Hours after the bombing, prime minister Hazem Beblawi labelled the Muslim Brotherhood, the banned movement of ousted president Mohamed Morsi, a “terrorist” group, though the premier did not blame the organisation for the blast.
The attack, one of the deadliest since the military removed Morsi from power in July, comes just weeks ahead of a referendum on Egypt’s new constitution that is billed as the first major step towards democracy after the Islamist leader’s overthrow.
The bomb ripped through the police headquarters in the city of Mansoura, north of Cairo, security officials said. Medics said at least 14 people were killed and more than 100 wounded.
The security sources said the explosion was massive and a part of the building had caved in.
“The majority of the casualties are from the police,” Omar al-Shawatsi, the governor of Daqahleya, of which Mansoura is the capital, told state media.
The impact of the explosion was felt around 20 kilometres (12 miles) away and shattered windows of nearby buildings, the security sources said.
The head of security for Daqahleya, Sami El-Mihi, was wounded in the blast and two of his aides were killed, security sources said.
An AFP correspondent at the scene said the building’s facade had been ripped off by the impact.
The wreckage of an armoured police car stood nearby, while at least 10 civilian cars were damaged and a nearby building completely collapsed, he said.
Angry residents of the area vented fury at the Muslim Brotherhood.
“The Muslim Brotherhood is an international terrorist organisation. They are responsible for what happened in Mansoura,” said Hamada Arafat, a school teacher told AFP.
“They are now adopting tactics like Al-Qaeda.”
There has been widespread bloodshed in Egypt since Morsi’s July 3 ouster.
He was removed from power after massive street protests against his turbulent one-year rule, with millions accusing him of power-grabbing and economic mismanagement.
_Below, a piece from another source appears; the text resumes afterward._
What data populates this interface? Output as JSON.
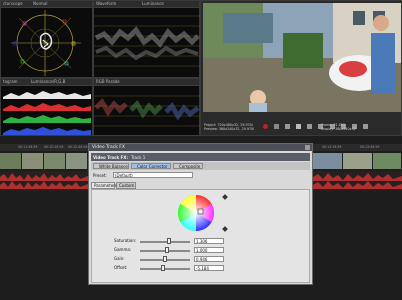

Since then more than 1,000 people have been killed in a government crackdown on his supporters, including hundreds on August 14 in Cairo when police stormed two protest camps of his Islamist supporters.
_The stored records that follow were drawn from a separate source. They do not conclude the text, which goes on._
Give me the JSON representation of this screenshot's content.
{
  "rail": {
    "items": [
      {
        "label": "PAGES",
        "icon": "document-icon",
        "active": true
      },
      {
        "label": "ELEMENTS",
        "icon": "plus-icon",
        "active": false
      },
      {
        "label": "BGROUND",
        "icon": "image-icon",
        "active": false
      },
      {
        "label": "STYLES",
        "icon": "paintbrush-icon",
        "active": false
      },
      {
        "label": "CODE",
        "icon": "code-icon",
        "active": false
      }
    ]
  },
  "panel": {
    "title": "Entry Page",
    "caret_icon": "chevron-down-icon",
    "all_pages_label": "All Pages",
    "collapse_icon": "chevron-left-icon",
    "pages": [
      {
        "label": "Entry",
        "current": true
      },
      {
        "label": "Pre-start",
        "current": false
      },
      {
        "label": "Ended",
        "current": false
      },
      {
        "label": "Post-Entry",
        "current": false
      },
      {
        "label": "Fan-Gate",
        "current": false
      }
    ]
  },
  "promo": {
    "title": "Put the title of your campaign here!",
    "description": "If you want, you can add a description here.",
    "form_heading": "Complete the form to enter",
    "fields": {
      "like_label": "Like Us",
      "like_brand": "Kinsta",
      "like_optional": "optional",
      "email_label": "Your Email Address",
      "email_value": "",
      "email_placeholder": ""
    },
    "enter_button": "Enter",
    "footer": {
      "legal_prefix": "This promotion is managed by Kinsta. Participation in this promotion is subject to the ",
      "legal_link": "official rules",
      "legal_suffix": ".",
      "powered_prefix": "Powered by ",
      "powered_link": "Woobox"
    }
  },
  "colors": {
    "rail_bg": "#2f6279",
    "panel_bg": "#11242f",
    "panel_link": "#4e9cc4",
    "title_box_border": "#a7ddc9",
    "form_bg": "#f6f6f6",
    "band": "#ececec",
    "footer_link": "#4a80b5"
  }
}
The crackdown has also seen thousands of Islamists, including the entire leadership of the Brotherhood, arrested.
The movement’s top leaders — including its supreme guide, Mohamed Badie — have been put on trial. Morsi too is on trial over several charges including some related to the deaths of protesters during his presidency.
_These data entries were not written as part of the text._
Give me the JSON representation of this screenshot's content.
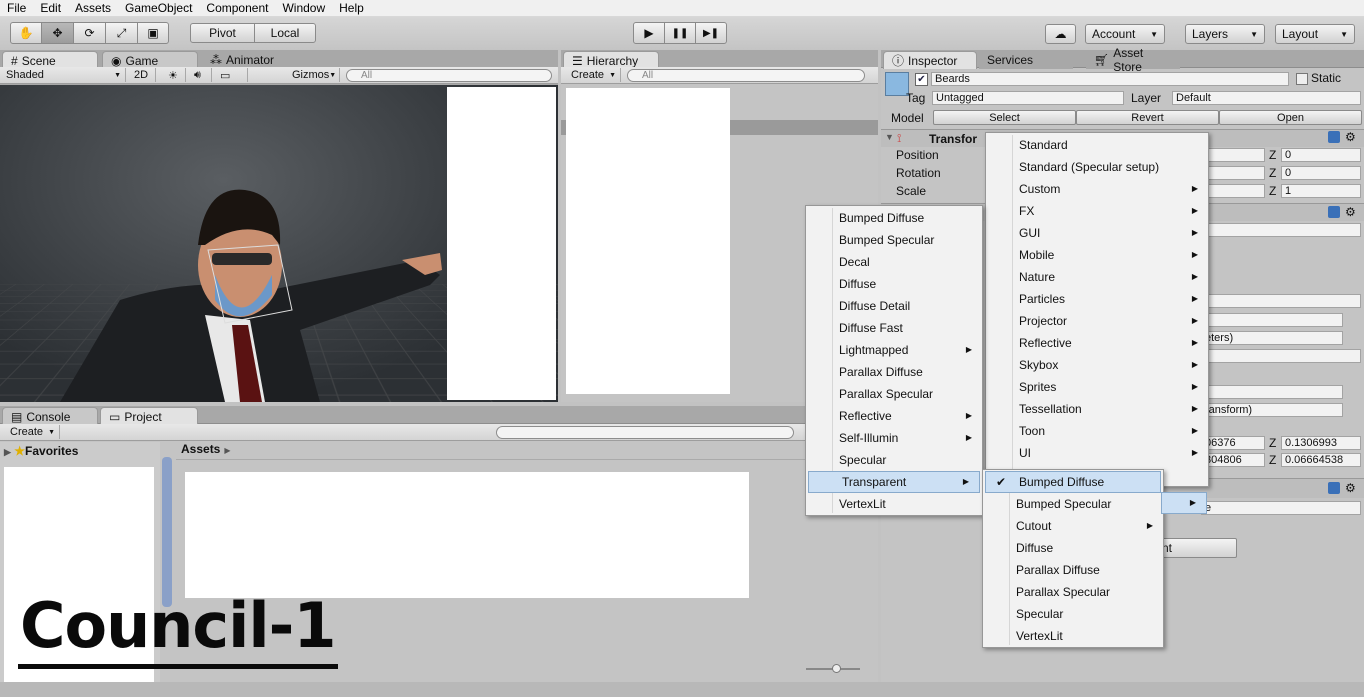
{
  "menubar": [
    "File",
    "Edit",
    "Assets",
    "GameObject",
    "Component",
    "Window",
    "Help"
  ],
  "toolbar": {
    "tools": [
      "hand-icon",
      "move-icon",
      "rotate-icon",
      "scale-icon",
      "rect-icon"
    ],
    "pivot": "Pivot",
    "local": "Local",
    "play": "▶",
    "pause": "❚❚",
    "step": "▶❚",
    "account": "Account",
    "layers": "Layers",
    "layout": "Layout"
  },
  "scene_panel": {
    "tabs": [
      "Scene",
      "Game",
      "Animator"
    ],
    "shaded": "Shaded",
    "mode2d": "2D",
    "gizmos": "Gizmos",
    "search_placeholder": "All"
  },
  "hierarchy": {
    "tab": "Hierarchy",
    "create": "Create",
    "search_placeholder": "All"
  },
  "inspector": {
    "tabs": [
      "Inspector",
      "Services",
      "Asset Store"
    ],
    "object_name": "Beards",
    "static_label": "Static",
    "tag_label": "Tag",
    "tag_value": "Untagged",
    "layer_label": "Layer",
    "layer_value": "Default",
    "model_label": "Model",
    "select": "Select",
    "revert": "Revert",
    "open": "Open",
    "transform": "Transfor",
    "position": "Position",
    "rotation": "Rotation",
    "scale": "Scale",
    "z_label": "Z",
    "pos_z": "0",
    "rot_z": "0",
    "scale_z": "1",
    "partial_meters": "eters)",
    "partial_transform": "ransform)",
    "partial_v1": "06376",
    "partial_v2": "304806",
    "z_v1": "0.1306993",
    "z_v2": "0.06664538",
    "partial_e": "e",
    "partial_nt": "nt"
  },
  "bottom": {
    "tabs": [
      "Console",
      "Project"
    ],
    "create": "Create",
    "favorites": "Favorites",
    "assets": "Assets"
  },
  "watermark": "Council-1",
  "menu_main": [
    "Standard",
    "Standard (Specular setup)",
    "Custom",
    "FX",
    "GUI",
    "Mobile",
    "Nature",
    "Particles",
    "Projector",
    "Reflective",
    "Skybox",
    "Sprites",
    "Tessellation",
    "Toon",
    "UI"
  ],
  "menu_main_sub": [
    false,
    false,
    true,
    true,
    true,
    true,
    true,
    true,
    true,
    true,
    true,
    true,
    true,
    true,
    true
  ],
  "menu_legacy": [
    "Bumped Diffuse",
    "Bumped Specular",
    "Decal",
    "Diffuse",
    "Diffuse Detail",
    "Diffuse Fast",
    "Lightmapped",
    "Parallax Diffuse",
    "Parallax Specular",
    "Reflective",
    "Self-Illumin",
    "Specular",
    "Transparent",
    "VertexLit"
  ],
  "menu_legacy_sub": [
    false,
    false,
    false,
    false,
    false,
    false,
    true,
    false,
    false,
    true,
    true,
    false,
    true,
    false
  ],
  "menu_transparent": [
    "Bumped Diffuse",
    "Bumped Specular",
    "Cutout",
    "Diffuse",
    "Parallax Diffuse",
    "Parallax Specular",
    "Specular",
    "VertexLit"
  ],
  "menu_transparent_sub": [
    false,
    false,
    true,
    false,
    false,
    false,
    false,
    false
  ],
  "checked_item": "Bumped Diffuse"
}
Egyptian prosecutors and officials say the Muslim Brotherhood has links with Islamist militants who have stepped up attacks on security forces across the country but mainly in the restive Sinai Peninsula.
Brotherhood condemns bombing
Beblawi said Tuesday’s bomb attack was an attempt to thwart the country’s steps towards democracy and declared the Brotherhood a terrorist group.
“Prime minister Beblawi has declared the Muslim Brotherhood as a terrorist organisation,” state news agency MENA quoted the premier’s spokesman Sherif Showky as saying.
The declaration could have significant political impact ahead of the referendum, but will not have much legal impact as the group has already been banned by an Egyptian court.
In a separate statement released by MENA later, Beblawi said that “terrorism will not succeed in derailing the implementation of the road map”, but did not mention the Brotherhood by name.
The 85-year-old Muslim Brotherhood, a political and social movement, prevailed in a series of polls following the overthrow of longtime dictator Hosni Mubarak in 2011, and Morsi became the country’s first freely elected leader after winning elections last year.
On Tuesday the Brotherhood condemned the bombing “in the strongest possible terms”, and also lashed out at Beblawi.
“It is no surprise that Beblawi, the military junta’s puppet prime minister, has decided to exploit the blood of innocent Egyptians through inflammatory statements designed to create further violence, chaos and instability,” the movement said in a statement.
After Morsi was ousted, Egypt’s military-installed authorities announced a road map for a democratic transition.
On January 14 and 15 the country is holding a referendum on a new constitution — the first step in the plan.
The constitution, if approved, will be followed by parliamentary and presidential elections by mid-2014.